EXTRACTED DATA: Begin

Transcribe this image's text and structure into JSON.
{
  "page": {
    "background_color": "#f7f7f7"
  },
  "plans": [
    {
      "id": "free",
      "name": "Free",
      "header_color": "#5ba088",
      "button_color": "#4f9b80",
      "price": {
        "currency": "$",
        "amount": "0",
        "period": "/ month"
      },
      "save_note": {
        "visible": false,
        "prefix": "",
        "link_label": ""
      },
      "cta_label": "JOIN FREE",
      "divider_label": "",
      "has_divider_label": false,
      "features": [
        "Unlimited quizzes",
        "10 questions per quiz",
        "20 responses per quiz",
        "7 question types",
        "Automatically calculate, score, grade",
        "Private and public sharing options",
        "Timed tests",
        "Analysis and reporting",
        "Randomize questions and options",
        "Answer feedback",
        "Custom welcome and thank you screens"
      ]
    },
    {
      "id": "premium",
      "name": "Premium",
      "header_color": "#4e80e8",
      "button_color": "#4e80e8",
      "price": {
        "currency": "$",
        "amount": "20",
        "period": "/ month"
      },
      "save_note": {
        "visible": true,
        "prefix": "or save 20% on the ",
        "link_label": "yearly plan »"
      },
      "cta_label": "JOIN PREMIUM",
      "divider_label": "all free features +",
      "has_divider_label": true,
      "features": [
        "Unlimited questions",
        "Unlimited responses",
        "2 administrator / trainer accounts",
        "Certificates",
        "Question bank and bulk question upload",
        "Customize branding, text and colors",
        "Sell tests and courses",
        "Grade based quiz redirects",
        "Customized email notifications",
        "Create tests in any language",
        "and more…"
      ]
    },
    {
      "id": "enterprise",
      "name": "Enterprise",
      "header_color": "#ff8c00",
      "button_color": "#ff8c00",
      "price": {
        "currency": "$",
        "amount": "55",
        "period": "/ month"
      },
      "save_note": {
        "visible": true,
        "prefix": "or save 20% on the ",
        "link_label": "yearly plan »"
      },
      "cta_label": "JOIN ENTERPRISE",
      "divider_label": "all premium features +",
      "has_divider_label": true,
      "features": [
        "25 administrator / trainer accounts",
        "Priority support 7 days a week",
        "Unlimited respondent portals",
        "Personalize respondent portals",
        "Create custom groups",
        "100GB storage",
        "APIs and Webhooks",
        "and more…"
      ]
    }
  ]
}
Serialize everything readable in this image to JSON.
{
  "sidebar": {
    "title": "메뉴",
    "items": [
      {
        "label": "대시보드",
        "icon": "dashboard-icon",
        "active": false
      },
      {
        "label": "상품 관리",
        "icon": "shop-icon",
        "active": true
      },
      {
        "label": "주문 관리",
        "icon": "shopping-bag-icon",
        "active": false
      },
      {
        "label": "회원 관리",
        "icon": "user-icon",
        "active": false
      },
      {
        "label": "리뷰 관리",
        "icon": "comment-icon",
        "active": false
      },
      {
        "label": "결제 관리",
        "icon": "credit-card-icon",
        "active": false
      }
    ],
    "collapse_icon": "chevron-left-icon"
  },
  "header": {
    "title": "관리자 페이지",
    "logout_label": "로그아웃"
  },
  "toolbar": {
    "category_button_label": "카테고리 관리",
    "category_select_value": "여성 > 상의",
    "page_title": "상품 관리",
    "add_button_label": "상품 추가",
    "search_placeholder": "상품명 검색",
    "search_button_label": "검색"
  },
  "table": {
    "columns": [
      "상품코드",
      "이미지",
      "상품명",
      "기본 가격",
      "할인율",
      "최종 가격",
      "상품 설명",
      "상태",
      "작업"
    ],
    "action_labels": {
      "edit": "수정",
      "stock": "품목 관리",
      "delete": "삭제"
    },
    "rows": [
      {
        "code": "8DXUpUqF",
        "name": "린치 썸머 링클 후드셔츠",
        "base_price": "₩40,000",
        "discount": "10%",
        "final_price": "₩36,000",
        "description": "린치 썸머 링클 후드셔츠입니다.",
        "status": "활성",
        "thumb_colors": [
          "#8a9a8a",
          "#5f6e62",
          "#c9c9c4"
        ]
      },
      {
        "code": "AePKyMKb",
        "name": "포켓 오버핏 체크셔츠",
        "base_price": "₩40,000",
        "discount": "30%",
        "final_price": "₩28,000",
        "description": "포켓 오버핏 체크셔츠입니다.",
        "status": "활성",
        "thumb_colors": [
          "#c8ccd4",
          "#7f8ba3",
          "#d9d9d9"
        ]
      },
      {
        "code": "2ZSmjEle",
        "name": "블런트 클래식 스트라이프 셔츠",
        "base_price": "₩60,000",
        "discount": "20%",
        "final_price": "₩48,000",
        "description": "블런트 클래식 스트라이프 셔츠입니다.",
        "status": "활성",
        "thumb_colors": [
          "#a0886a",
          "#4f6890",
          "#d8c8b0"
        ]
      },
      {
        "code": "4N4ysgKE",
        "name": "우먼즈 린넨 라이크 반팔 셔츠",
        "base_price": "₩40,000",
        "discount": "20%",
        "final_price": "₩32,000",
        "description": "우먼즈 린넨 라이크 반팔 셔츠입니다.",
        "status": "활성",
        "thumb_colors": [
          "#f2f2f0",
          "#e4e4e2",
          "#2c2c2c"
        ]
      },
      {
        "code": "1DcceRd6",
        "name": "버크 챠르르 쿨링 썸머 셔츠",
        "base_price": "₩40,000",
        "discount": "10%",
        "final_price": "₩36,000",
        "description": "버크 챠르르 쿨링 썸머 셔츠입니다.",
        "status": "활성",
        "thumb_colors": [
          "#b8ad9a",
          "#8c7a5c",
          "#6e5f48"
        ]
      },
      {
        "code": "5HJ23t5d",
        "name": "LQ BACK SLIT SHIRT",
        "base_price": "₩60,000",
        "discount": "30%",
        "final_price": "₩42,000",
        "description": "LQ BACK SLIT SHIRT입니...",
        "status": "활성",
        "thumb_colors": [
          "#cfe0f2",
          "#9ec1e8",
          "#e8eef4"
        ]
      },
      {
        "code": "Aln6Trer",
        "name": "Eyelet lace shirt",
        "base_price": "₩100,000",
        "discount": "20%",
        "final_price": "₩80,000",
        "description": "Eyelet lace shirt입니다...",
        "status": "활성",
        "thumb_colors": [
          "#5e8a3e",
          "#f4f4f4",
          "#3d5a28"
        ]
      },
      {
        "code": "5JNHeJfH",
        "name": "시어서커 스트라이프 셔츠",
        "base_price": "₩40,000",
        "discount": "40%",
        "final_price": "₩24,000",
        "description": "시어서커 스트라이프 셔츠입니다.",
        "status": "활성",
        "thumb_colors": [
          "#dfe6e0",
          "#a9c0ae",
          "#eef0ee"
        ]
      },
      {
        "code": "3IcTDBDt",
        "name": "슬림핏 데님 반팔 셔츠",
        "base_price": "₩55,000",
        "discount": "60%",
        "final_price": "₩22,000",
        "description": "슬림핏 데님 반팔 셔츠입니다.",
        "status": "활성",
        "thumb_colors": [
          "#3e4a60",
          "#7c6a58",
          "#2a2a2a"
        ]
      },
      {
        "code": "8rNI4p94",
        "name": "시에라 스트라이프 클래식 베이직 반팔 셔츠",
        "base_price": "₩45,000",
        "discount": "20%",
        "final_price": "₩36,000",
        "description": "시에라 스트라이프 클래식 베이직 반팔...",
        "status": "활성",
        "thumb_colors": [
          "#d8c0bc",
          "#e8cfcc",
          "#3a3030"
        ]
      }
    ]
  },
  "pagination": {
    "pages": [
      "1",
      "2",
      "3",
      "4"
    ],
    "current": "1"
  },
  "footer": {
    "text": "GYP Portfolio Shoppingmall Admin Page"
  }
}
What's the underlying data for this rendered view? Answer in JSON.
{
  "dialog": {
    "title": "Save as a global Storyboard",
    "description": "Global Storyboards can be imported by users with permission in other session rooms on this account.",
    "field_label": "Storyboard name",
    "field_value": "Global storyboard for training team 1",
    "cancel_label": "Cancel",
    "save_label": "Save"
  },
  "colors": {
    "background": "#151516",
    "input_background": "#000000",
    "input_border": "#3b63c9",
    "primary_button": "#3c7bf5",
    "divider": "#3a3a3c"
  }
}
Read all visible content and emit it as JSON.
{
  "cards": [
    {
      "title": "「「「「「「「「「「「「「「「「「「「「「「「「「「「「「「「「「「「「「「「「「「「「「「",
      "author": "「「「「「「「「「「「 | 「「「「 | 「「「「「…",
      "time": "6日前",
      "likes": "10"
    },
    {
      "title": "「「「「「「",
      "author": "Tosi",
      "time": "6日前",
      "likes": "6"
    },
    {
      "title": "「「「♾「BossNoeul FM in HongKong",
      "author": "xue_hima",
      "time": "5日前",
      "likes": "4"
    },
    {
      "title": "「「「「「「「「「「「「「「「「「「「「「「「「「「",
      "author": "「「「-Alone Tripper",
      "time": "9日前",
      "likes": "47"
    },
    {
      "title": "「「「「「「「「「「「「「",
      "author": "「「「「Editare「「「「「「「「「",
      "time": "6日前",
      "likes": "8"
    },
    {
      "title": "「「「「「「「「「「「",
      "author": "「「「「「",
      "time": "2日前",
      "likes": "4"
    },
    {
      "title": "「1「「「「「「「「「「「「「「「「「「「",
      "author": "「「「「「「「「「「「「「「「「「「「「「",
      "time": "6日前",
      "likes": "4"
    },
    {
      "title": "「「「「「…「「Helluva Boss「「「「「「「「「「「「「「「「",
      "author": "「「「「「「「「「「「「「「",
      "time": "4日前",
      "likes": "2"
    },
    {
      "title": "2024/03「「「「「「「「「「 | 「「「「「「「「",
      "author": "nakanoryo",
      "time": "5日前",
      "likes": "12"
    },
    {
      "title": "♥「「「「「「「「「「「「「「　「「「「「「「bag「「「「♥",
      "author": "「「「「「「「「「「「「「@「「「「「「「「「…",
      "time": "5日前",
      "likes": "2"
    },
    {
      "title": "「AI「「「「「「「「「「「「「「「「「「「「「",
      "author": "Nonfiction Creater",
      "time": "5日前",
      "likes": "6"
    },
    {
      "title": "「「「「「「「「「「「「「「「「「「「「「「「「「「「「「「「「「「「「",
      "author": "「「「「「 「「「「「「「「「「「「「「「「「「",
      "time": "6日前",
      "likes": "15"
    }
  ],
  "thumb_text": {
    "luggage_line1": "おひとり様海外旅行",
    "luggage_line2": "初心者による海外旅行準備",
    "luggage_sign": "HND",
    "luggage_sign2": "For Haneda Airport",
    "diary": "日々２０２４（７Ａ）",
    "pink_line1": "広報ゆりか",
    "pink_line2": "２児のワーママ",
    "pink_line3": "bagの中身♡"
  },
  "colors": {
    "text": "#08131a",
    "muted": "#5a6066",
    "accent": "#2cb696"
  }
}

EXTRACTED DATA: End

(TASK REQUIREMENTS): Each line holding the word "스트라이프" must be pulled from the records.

(ANSWER AREA):
        "name": "블런트 클래식 스트라이프 셔츠",
        "description": "블런트 클래식 스트라이프 셔츠입니다.",
        "name": "시어서커 스트라이프 셔츠",
        "description": "시어서커 스트라이프 셔츠입니다.",
        "name": "시에라 스트라이프 클래식 베이직 반팔 셔츠",
        "description": "시에라 스트라이프 클래식 베이직 반팔...",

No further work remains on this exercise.